Documentation is the key to putting a claim together, Greenspan said. You should describe losses in “exhaustive detail” (for example, a “pine, 10-shelf, two drawer, carved bookcase,” and include contents of all drawers. For rebuilding costs you would specify crown molding and the color of paint).

Price everything at today’s cost, include acquisition costs such as shipping, handling and time it takes to shop, and tell insurers where you shop for the items, Greenspan said.

Don’t stop with policy limits, he added. You want to show the Federal Emergency Management Agency that you are underinsured at today’s costs.

Don’t settle too quickly, and request a one-year extension of time to file claims, Greenspan noted.

All communication with the insurance company should be documented in writing, Greenspan emphasized.

When Ted Beason, a Malibu contractor, asked about loss of use, Greenspan said insurees are entitled to living expenses and loss of rental value for two years, and people should be careful how they spend their money.

Vaughan, the insurance adjuster from Malibu, said that with new building codes in effect this year, all property must be upgraded if more than 50 percent is damaged. If the cost to rebuild in Malibu is too expensive, you have the option to rebuild somewhere else. Vaughan urged people to get at least10 bids on rebuilding costs from local contractors and noted that insurers cannot depreciate the cost of labor.

Errol Coughlan, another Malibu contractor, said people can reopen a claim if one finds hidden costs when rebuilding.

Taki said she plans to compile a list of reputable contractors, engineers, architects and other professionals involved in rebuilding.

Future meetings will address interfacing with governmental agencies, building permits and codes, and agencies offering money, grants and loans, Taki said.

Marissa Coughlan, a Malibu planning, permit and construction consultant, answered questions after the meeting ended.

“I want to share information on what to expect,” Coughlan said. “You are dealing with personal tragedy along with a nightmare of bureaucratic procedure.
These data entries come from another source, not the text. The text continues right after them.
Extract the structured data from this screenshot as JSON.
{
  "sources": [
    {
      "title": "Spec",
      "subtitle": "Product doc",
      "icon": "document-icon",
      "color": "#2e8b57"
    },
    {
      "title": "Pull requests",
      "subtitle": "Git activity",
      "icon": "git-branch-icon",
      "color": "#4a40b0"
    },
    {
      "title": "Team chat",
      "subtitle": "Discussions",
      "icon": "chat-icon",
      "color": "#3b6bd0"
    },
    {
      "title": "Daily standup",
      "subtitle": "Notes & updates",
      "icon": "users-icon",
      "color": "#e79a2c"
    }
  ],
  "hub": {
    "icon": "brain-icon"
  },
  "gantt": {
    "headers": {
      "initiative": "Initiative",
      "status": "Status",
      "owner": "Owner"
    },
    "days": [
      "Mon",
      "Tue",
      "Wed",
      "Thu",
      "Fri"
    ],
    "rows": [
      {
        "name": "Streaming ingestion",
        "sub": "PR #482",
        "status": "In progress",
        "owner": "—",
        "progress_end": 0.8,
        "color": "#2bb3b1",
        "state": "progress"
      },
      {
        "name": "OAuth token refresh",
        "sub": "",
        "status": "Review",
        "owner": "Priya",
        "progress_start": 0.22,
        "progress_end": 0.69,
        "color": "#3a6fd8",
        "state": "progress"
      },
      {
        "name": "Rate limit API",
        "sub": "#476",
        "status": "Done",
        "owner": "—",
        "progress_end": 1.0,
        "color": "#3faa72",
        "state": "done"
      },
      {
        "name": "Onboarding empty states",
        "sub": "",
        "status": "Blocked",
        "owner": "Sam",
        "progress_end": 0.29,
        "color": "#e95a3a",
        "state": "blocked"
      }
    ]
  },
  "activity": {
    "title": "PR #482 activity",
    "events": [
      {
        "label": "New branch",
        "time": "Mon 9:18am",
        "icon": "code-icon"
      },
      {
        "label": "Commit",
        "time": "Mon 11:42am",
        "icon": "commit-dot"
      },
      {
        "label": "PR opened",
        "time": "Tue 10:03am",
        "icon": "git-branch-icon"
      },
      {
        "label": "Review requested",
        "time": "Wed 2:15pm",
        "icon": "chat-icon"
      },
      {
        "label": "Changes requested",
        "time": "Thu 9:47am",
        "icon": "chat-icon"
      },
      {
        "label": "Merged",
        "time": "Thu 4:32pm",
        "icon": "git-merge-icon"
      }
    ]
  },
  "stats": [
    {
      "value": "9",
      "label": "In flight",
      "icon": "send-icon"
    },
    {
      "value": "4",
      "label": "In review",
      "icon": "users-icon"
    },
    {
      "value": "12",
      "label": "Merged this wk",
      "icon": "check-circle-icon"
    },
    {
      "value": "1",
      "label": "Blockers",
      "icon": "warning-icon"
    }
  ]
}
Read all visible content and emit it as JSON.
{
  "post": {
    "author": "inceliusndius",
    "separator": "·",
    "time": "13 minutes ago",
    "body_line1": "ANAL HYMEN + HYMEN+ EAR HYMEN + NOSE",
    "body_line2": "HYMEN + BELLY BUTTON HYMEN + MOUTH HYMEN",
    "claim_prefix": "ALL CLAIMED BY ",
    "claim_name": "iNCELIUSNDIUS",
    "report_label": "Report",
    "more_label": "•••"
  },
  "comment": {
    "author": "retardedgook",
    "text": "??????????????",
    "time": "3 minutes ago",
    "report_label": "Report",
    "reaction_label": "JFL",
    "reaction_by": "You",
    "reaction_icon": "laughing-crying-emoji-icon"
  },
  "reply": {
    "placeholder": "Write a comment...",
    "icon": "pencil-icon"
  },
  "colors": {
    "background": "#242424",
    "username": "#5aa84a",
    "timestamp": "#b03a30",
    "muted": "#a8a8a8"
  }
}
Hopefully, government will allow homeowners to rebuild without having to supply major studies.”

Taki also said she is in contact with the deputy district attorney prosecuting the men charged with causing the Nov. 24 Corral Canyon fire, if anyone wanted to provide information on the case.

Operation Recovery’s next meeting will take place at 6:30 p.m. on Jan. 17 at Room 301 of Malibu High School, 30215 Morning View Dr. More information can be obtained by contacting Beverly Taki at 310.456.4843 or by e-mail at operationrecovery@charter.net. To report your experience with Fire Department response, contact Christine Rodgerson at 31.317.9313 or crodgerson@coldwellbanker.com

Wednesday deadline to request government assistance

Victims of the recent fires have until 6 p.m. this week on Wednesday to register for federal and state assistance.

FEMA Federal Coordinating Officer Mike Hall said victims must get their names “and other information into the FEMA system before 6 p.m. [on Wednesday].”

Telephone registrants may call 800.621.FEMA or TTY 800.462.7585 from 8 a.m. to 6 p.m. Individuals and business owners may register online at www.FEMA.gov until midnight on Wednesday.

The Wednesday deadline also applies to applications for low-interest disaster loans from the SBA. In addition, completion of the SBA loan application is a pre-condition to qualify for grants from FEMA and the state of California. An exception to the SBA deadline is for economic injury disaster loans, which may be made until July 24. The SBA can be reached at 800.659.2955 or online at www.sba.gov/services/disasterassistance